Once upon a time, there was a poor motherless child who had no shoes. But the child saved cloth scraps wherever she found them and over time sewed herself a pair of red shoes. They were crude but she loved them. They made her feel rich even though her days were spent gathering food in the thorny woods until far past dark.
One day, a fine, gilded carriage drew up beside her. Inside was an old woman who told her she was going to take her home and treat her as her own little daughter. So to the wealthy old woman’s house they went, and the child’s hair was cleaned and combed. She was given pure white undergarments and a fine wool dress and white stockings and shiny black shoes. When the child asked after her old clothes, especially her red shoes, the old woman said the clothes were so filthy, and the shoes so ridiculous, she had thrown them in the fire.
The child was very sad, for even with all the riches surrounding her, the humble red shoes made by her own hands had given her the greatest happiness. Now, she was made to sit still, to walk without skipping, to not speak unless she was spoken to, but a secret fire began to burn in her heart and she yearned for her old red shoes.
When the child was old enough to be confirmed the old woman took her to a crippled shoemaker to have a special pair of shoes made for the occasion. In the shoemaker’s case there stood a pair of red shoes made of the finest leather that practically glowed. Even though the shoes were scandalous for church, the child, who chose with a hungry heart, picked the red shoes. The old lady’s eyesight was poor and she did not see their colour. The old shoemaker winked at the child and wrapped them up.
The next day the church was agog about the child’s shoes. Everyone stared, even the icons on the wall, even the statues stared disapprovingly at her shoes. The child loved the shoes even more.
By the end of the day, the old woman had been told about the shoes.
Never, never wear those red shoes again!
When the next Sunday came, however, the child couldn’t resist wearing the shoes again. As she and the old woman neared the church, an old soldier with his arm in a sling bowed and asked permission to brush the dust from the child’s shoes. The child put out her foot, and he tapped the soles of her shoes with a little wig-a-jig-jig song that made the soles of her feet itch.
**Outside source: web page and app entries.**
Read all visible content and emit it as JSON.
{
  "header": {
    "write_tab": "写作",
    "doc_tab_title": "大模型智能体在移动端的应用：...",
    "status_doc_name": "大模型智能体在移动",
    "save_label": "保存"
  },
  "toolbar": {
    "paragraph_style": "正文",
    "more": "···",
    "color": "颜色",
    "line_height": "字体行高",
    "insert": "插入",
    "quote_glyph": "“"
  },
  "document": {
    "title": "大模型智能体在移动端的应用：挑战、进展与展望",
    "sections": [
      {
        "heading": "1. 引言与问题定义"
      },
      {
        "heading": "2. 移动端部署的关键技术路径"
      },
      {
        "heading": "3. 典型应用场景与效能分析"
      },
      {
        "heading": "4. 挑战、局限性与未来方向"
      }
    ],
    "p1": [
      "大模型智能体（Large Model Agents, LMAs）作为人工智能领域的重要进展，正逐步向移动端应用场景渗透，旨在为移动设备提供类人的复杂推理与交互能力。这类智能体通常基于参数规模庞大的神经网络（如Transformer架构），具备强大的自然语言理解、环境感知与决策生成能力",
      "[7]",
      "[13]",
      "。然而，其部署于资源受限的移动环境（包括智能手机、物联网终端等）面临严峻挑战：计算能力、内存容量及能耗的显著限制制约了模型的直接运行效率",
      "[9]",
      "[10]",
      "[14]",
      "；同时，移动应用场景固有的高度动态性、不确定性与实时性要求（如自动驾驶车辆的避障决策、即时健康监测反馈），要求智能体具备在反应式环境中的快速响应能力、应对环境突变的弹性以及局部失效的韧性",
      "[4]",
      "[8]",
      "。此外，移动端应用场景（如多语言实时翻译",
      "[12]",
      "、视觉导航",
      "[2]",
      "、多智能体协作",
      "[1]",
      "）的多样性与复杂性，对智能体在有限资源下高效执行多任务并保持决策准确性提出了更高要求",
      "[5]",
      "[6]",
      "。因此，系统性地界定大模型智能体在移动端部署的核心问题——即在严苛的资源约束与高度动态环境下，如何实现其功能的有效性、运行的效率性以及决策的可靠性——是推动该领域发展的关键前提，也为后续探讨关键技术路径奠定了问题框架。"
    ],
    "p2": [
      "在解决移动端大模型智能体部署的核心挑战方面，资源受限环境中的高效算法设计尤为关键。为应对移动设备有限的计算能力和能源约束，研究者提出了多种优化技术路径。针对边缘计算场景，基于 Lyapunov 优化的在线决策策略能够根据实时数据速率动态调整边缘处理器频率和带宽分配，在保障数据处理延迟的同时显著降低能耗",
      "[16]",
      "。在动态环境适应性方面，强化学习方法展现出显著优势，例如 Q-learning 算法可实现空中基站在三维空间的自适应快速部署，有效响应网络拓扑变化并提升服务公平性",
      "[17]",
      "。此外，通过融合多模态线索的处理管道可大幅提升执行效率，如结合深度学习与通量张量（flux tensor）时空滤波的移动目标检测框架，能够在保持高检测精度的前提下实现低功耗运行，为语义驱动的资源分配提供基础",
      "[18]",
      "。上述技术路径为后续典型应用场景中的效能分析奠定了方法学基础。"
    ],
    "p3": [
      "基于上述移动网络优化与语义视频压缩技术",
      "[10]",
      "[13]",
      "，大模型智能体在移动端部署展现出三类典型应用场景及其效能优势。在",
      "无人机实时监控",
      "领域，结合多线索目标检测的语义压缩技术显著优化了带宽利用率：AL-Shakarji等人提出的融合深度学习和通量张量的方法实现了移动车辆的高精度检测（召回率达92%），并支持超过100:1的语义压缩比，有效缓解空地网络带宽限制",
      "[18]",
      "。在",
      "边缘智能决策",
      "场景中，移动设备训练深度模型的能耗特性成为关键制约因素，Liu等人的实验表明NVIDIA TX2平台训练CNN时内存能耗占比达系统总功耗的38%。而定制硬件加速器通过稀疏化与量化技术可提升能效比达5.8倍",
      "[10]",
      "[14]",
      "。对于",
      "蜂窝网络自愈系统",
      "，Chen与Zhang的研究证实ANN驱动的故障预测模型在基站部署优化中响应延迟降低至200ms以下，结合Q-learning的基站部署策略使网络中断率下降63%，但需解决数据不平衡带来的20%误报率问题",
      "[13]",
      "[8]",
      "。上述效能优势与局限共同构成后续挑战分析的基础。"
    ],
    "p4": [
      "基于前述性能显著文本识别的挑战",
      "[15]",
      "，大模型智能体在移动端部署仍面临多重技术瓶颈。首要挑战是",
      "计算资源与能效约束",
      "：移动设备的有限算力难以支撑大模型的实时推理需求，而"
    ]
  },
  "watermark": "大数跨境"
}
“Remember to stay for the dance,” he smiled, and winked at her.
Again everyone looked askance at the girl’s red shoes. But she so loved the shoes that were bright like crimson, bright like raspberries, that she could hardly think of anything else. She was so busy turning her feet this way and that, she forgot to sing.
As she and the old woman left the church, the injured soldier called out, “What beautiful dancing shoes!” His words made the girl take a few little twirls right there and then. But once her feet had begun to move, they would not stop, and she danced through the flower beds. She did a gavotte and then a csárdás and then waltzed by herself through the fields across the way.
The old woman’s coachman jumped up and ran after the girl, picked her up and carried her back to the carriage but the girl’s feet were still dancing in the air. The old woman and the coachman tugged and pulled, trying to pry off the red shoes. Finally, they got them off and the child’s feet were calmed.
… continued in part 2.